Consistency is extremely important to a good purée. There is no right or wrong consistency, but depending on what application you have in mind, adjust the purée’s thickness accordingly. If you want to spread it across a plate—under a piece of meat, for example—make the purée on the thicker side. If you want to be able to drizzle it over food, go for something thinner. Liquid, quite naturally, is a great way to thin things out. Just use a liquid whose flavors work in the purée (don’t use chicken stock in a fruit purée). A general rule of thumb is to use fruit juice for sweet purées and stock for savory ones, but feel free to go wild: wine or liquor, milk, even something like tomato soup. As long as the flavors make sense, go for it.
Sheen matters, too. “Nothing says ‘I’m sexy’ like a shiny, velvety-looking purée,” says Chef Gnall.

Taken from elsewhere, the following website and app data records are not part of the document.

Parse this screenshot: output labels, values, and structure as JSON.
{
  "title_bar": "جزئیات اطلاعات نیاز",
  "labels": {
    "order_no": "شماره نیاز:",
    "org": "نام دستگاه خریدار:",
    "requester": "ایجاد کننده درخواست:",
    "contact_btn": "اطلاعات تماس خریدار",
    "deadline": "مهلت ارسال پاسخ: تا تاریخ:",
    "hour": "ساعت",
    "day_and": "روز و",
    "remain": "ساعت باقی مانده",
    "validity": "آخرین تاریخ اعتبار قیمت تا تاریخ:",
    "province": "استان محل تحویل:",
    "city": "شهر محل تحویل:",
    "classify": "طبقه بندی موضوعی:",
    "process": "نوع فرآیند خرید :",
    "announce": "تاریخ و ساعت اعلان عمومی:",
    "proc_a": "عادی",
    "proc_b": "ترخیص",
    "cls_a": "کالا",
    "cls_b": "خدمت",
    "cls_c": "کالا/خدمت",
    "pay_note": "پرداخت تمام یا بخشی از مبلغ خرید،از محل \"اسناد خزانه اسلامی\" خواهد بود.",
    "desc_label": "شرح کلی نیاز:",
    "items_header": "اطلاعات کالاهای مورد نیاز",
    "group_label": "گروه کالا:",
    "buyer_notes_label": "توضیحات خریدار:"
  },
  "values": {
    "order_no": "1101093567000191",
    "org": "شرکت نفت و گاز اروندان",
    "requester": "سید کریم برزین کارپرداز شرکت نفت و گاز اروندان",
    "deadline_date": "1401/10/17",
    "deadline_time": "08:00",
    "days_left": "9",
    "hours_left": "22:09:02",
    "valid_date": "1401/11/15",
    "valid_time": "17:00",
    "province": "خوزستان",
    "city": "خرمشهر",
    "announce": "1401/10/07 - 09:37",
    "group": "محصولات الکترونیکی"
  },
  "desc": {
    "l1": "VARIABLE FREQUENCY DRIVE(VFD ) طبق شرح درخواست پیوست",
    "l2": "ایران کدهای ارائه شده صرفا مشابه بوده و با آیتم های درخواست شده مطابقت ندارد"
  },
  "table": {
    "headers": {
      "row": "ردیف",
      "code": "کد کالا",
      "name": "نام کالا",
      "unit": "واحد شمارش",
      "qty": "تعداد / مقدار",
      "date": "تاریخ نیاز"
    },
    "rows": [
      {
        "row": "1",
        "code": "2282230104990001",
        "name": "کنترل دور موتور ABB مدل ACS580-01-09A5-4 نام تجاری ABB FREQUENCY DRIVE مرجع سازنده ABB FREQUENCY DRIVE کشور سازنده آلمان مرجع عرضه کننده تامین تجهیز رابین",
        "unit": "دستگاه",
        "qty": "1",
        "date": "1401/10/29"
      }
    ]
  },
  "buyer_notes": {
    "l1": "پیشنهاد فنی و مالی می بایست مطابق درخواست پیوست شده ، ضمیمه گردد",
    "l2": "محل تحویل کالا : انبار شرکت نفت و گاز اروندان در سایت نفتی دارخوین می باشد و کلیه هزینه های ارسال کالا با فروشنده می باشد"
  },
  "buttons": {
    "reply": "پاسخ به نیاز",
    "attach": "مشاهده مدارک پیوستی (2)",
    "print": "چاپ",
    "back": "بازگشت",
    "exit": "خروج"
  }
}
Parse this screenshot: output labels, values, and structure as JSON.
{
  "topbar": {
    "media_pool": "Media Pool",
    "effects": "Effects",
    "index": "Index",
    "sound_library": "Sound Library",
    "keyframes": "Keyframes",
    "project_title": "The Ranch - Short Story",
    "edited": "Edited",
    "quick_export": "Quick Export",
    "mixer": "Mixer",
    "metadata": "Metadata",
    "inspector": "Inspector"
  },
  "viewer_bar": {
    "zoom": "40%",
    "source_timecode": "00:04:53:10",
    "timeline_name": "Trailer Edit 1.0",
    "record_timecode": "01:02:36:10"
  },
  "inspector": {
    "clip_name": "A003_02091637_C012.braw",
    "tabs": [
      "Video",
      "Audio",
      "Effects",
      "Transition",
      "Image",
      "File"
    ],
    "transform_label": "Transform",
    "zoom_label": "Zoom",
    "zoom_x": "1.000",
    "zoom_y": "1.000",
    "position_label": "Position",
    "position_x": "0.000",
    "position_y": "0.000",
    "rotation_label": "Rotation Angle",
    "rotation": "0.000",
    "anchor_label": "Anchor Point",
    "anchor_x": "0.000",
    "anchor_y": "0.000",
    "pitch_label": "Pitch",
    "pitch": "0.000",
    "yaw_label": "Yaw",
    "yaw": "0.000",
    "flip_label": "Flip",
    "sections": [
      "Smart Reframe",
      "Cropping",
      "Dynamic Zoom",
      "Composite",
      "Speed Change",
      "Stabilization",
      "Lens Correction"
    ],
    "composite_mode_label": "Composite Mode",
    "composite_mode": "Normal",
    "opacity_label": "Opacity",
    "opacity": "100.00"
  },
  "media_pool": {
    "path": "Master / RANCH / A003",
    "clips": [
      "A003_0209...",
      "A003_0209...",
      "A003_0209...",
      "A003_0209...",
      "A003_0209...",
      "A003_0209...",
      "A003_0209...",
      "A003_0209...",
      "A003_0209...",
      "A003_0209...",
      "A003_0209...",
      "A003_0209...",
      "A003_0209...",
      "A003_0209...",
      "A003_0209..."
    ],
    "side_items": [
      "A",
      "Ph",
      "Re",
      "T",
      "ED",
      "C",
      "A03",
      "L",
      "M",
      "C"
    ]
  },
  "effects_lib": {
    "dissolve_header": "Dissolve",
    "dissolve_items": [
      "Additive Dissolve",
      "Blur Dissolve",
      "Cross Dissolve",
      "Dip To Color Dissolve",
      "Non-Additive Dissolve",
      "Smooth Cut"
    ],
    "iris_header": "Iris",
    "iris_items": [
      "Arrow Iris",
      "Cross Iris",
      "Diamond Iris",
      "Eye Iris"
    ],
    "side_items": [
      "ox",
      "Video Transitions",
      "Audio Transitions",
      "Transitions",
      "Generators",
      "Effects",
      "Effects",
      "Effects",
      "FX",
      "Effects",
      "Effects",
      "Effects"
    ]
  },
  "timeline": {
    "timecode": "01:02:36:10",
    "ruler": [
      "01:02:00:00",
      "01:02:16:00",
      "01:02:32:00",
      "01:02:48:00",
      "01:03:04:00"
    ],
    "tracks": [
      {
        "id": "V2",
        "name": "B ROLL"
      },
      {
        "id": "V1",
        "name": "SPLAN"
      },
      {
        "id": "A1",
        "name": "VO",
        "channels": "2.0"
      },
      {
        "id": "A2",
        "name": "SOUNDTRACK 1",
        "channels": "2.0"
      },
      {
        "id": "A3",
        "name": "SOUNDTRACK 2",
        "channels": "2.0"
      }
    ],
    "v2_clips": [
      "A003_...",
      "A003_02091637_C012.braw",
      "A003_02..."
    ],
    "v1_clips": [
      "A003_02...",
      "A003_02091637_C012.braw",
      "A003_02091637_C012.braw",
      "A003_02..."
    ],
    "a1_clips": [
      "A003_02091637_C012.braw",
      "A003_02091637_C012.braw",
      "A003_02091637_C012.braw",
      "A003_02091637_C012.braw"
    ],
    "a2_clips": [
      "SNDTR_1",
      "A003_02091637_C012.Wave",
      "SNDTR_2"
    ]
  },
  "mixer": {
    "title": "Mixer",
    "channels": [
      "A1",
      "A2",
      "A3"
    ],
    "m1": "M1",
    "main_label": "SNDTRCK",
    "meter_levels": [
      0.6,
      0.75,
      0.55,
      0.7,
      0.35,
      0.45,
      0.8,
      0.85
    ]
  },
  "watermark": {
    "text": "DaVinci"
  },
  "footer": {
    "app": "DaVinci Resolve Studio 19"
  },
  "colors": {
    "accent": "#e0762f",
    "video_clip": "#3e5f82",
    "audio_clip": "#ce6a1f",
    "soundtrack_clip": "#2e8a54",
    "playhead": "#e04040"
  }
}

The way to achieve the ideal is to drizzle in a bit of oil at the end of the process. Drizzling in some oil very slowly, as the purée spins. Watch it like a hawk: As soon as you see the glossy sheen, stop adding oil. If you add too much of it, your purée will taste like the oil you’re using to shine it up. Olive oil works fine, and so do flavored or neutral oils. As with the liquid, just make sure things match the flavor profile of whatever it is you’re puréeing.

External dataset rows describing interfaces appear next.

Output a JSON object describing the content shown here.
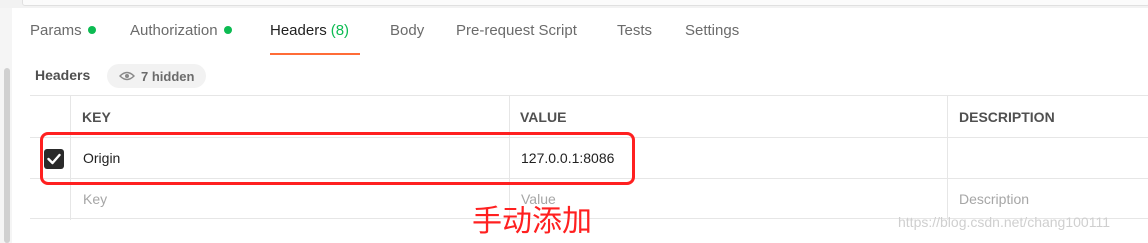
{
  "tabs": [
    {
      "label": "Params",
      "dot": true
    },
    {
      "label": "Authorization",
      "dot": true
    },
    {
      "label": "Headers",
      "count": "(8)",
      "active": true
    },
    {
      "label": "Body"
    },
    {
      "label": "Pre-request Script"
    },
    {
      "label": "Tests"
    },
    {
      "label": "Settings"
    }
  ],
  "headers_section": {
    "title": "Headers",
    "hidden_label": "7 hidden",
    "hidden_icon": "eye-icon"
  },
  "table": {
    "columns": {
      "key": "KEY",
      "value": "VALUE",
      "description": "DESCRIPTION"
    },
    "rows": [
      {
        "checked": true,
        "key": "Origin",
        "value": "127.0.0.1:8086",
        "description": ""
      }
    ],
    "placeholders": {
      "key": "Key",
      "value": "Value",
      "description": "Description"
    }
  },
  "annotation": {
    "text": "手动添加",
    "color": "#ff2020"
  },
  "watermark": "https://blog.csdn.net/chang100111",
  "colors": {
    "accent": "#ff6c37",
    "status_dot": "#0cbb52",
    "highlight": "#ff2020"
  }
}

Pastry chef Gael Gand uses both a cherry and a lemon coulis to grace her cheesecake. Photo courtesy Tru Restaurant | Chicago.

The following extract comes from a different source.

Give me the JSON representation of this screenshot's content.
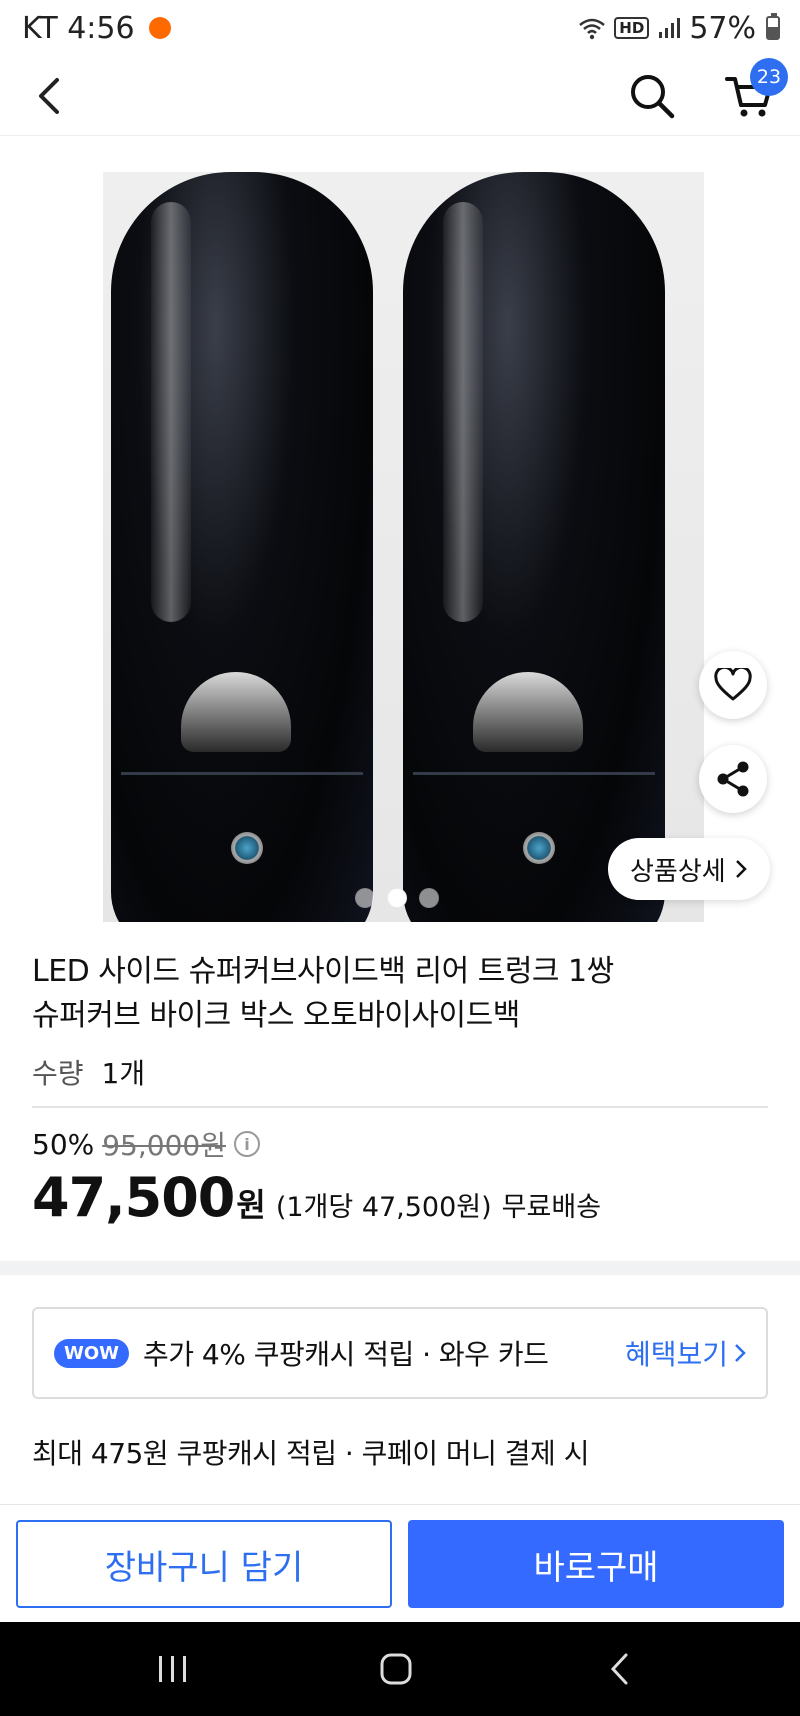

There’s nothing like a puree to add glamour and pizzazz. If you develop a favorite recipe, please share it with us.
Start with some liquid in addition to your fruit or vegetable. Often, and for a variety of reasons, a certain item will not want to purée: It will just sit at the bottom of the blender while the blade spins. By adding some liquid, a bit at a time, you can get things moving quickly. Your choice of liquid is up to you, but consider water or stock, depending on what you are puréeing. Avoid adding any oil early on: While water or stock will help you on your way, oil often just slicks things up and can actually prevent the purée process.
Add your product bit by bit. This rings especially true the more dense, sticky, or otherwise ornery your product gets. “To make a date purée, for example,” says Chef Gnall, “I begin with hot water and two or three pitted dates. Once I get a small amount of purée that is nice and loose, I add dates one at a time. Dates, in particular, are a challenge because of their sticky flesh. If you were to dump 20 dates into the blender and pressed Start, you’d overheat the motor (which can happen if you tax it for too long) before you actually accomplished anything.”